That source is the unconscious. I believe that the conscious wish is a dream inciter only if it succeeds in arousing a similar unconscious wish which reinforces it. Following the suggestions obtained through the psychoanalysis of the neuroses, I believe that these unconscious wishes are always active and ready for expression whenever they find an opportunity to unite themselves with an emotion from conscious life, and that they transfer their greater intensity to the lesser intensity of the latter.1 It may therefore seem that the conscious wish alone has been realized in a dream; but a slight peculiarity in the formation of this dream will put us on the track of the powerful helper from the unconscious. These ever active and, as it were, immortal wishes from the unconscious recall the legendary Titans who from time immemorial have borne the ponderous mountains which were once rolled upon them by the victorious gods, and which even now quiver from time to time from the convulsions of their mighty limbs; I say that these wishes found in the repression are of themselves of an infantile origin, as we have learned from the psychological investigation of the neuroses. I should like, therefore, to withdraw the opinion previously expressed that it is unimportant whence the dream-wish originates, and replace it by another, as follows: The wish manifested in the dream must be an infantile one. In the adult it originates in the Unc., while in the child, where no separation and censor as yet exist between Forec. and Unc., or where these are only in the process of formation, it is an unfulfilled and unrepressed wish from the waking state. I am aware that this conception cannot be generally demonstrated, but I maintain nevertheless that it can be frequently demonstrated, even when it was not suspected, and that it cannot be generally refuted.

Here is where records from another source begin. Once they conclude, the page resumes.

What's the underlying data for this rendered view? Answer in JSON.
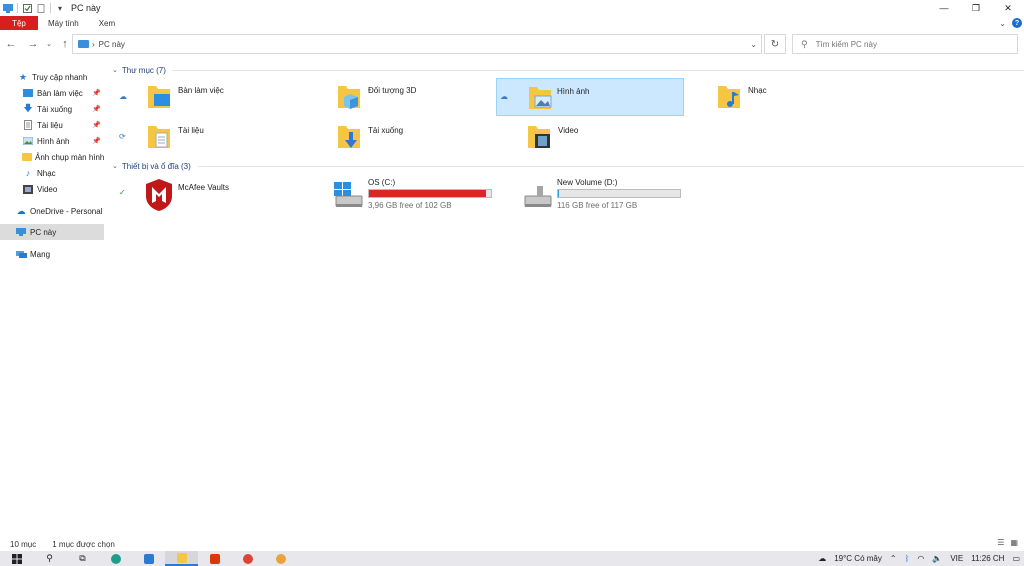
{
  "window": {
    "title": "PC này"
  },
  "ribbon": {
    "tabs": [
      "Tệp",
      "Máy tính",
      "Xem"
    ]
  },
  "address": {
    "crumb": "PC này"
  },
  "search": {
    "placeholder": "Tìm kiếm PC này"
  },
  "navpane": {
    "quick_access": "Truy cập nhanh",
    "items": [
      {
        "label": "Bàn làm việc",
        "icon": "desktop-icon",
        "pinned": true
      },
      {
        "label": "Tải xuống",
        "icon": "download-icon",
        "pinned": true
      },
      {
        "label": "Tài liệu",
        "icon": "document-icon",
        "pinned": true
      },
      {
        "label": "Hình ảnh",
        "icon": "picture-icon",
        "pinned": true
      },
      {
        "label": "Ảnh chụp màn hình",
        "icon": "folder-icon",
        "pinned": false
      },
      {
        "label": "Nhạc",
        "icon": "music-icon",
        "pinned": false
      },
      {
        "label": "Video",
        "icon": "video-icon",
        "pinned": false
      }
    ],
    "onedrive": "OneDrive - Personal",
    "this_pc": "PC này",
    "network": "Mạng"
  },
  "folders": {
    "header": "Thư mục (7)",
    "items": [
      {
        "label": "Bàn làm việc",
        "icon": "desktop-folder-icon"
      },
      {
        "label": "Đối tượng 3D",
        "icon": "3d-objects-folder-icon"
      },
      {
        "label": "Hình ảnh",
        "icon": "pictures-folder-icon",
        "selected": true
      },
      {
        "label": "Nhạc",
        "icon": "music-folder-icon"
      },
      {
        "label": "Tài liệu",
        "icon": "documents-folder-icon"
      },
      {
        "label": "Tải xuống",
        "icon": "downloads-folder-icon"
      },
      {
        "label": "Video",
        "icon": "videos-folder-icon"
      }
    ]
  },
  "devices": {
    "header": "Thiết bị và ổ đĩa (3)",
    "items": [
      {
        "label": "McAfee Vaults",
        "icon": "mcafee-icon"
      },
      {
        "label": "OS (C:)",
        "free": "3,96 GB free of 102 GB",
        "used_fraction": 0.96,
        "bar_color": "#da2626",
        "icon": "windows-drive-icon"
      },
      {
        "label": "New Volume (D:)",
        "free": "116 GB free of 117 GB",
        "used_fraction": 0.01,
        "bar_color": "#26a0da",
        "icon": "drive-icon"
      }
    ]
  },
  "status": {
    "count": "10 mục",
    "selected": "1 mục được chọn"
  },
  "taskbar": {
    "weather": "19°C  Có mây",
    "lang": "VIE",
    "time": "11:26 CH"
  },
  "colors": {
    "accent": "#d42020",
    "selection": "#cce8ff",
    "header_text": "#1e3e78"
  }
}
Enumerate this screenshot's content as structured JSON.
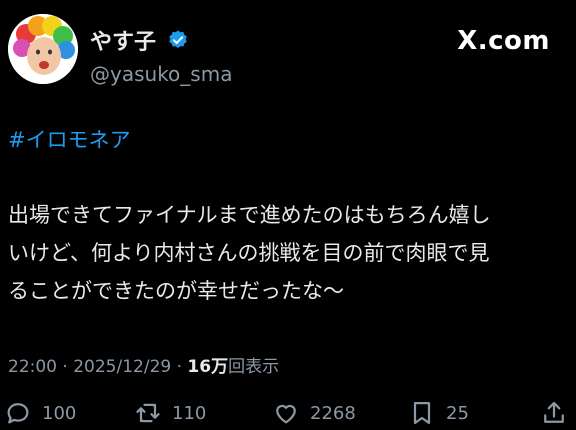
{
  "author": {
    "display_name": "やす子",
    "handle": "@yasuko_sma"
  },
  "brand": "X.com",
  "post": {
    "hashtag": "#イロモネア",
    "lines": [
      "出場できてファイナルまで進めたのはもちろん嬉し",
      "いけど、何より内村さんの挑戦を目の前で肉眼で見",
      "ることができたのが幸せだったな〜"
    ],
    "time": "22:00",
    "date": "2025/12/29",
    "views_count": "16万",
    "views_label": "回表示"
  },
  "actions": {
    "replies": "100",
    "reposts": "110",
    "likes": "2268",
    "bookmarks": "25"
  },
  "colors": {
    "background": "#000000",
    "link": "#1d9bf0",
    "muted": "#8b98a5",
    "verified": "#1d9bf0"
  },
  "icons": [
    "verified-badge-icon",
    "reply-icon",
    "repost-icon",
    "like-icon",
    "bookmark-icon",
    "share-icon"
  ]
}
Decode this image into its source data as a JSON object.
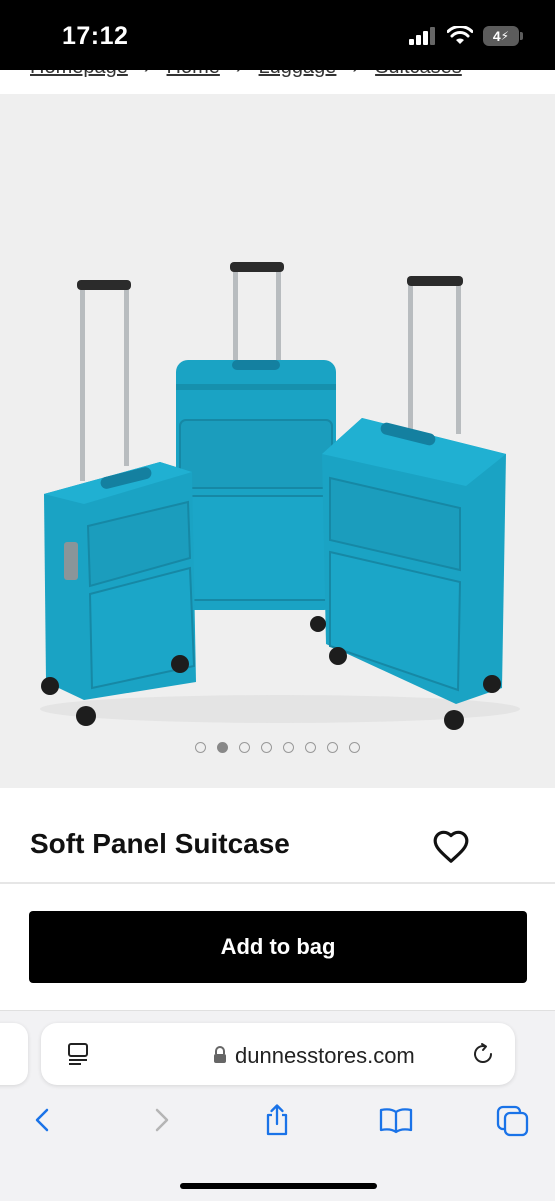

The wish-feelings which remain from the conscious waking state are, therefore, relegated to the background in the dream formation. In the dream content I shall attribute to them only the part attributed to the material of actual sensations during sleep. If I now take into account those other psychic instigations remaining from the waking state which are not wishes, I shall only adhere to the line mapped out for me by this train of thought. We may succeed in provisionally terminating the sum of energy of our waking thoughts by deciding to go to sleep. He is a good sleeper who can do this; Napoleon I. is reputed to have been a model of this sort. But we do not always succeed in accomplishing it, or in accomplishing it perfectly. Unsolved problems, harassing cares, overwhelming impressions continue the thinking activity even during sleep, maintaining psychic processes in the system which we have termed the foreconscious. These mental processes continuing into sleep may be divided into the following groups: 1, That which has not been terminated during the day owing to casual prevention; 2, that which has been left unfinished by temporary paralysis of our mental power, i.e. the unsolved; 3, that which has been rejected and suppressed during the day. This unites with a powerful group (4) formed by that which has been excited in our Unc. during the day by the work of the foreconscious. Finally, we may add group (5) consisting of the indifferent and hence unsettled impressions of the day.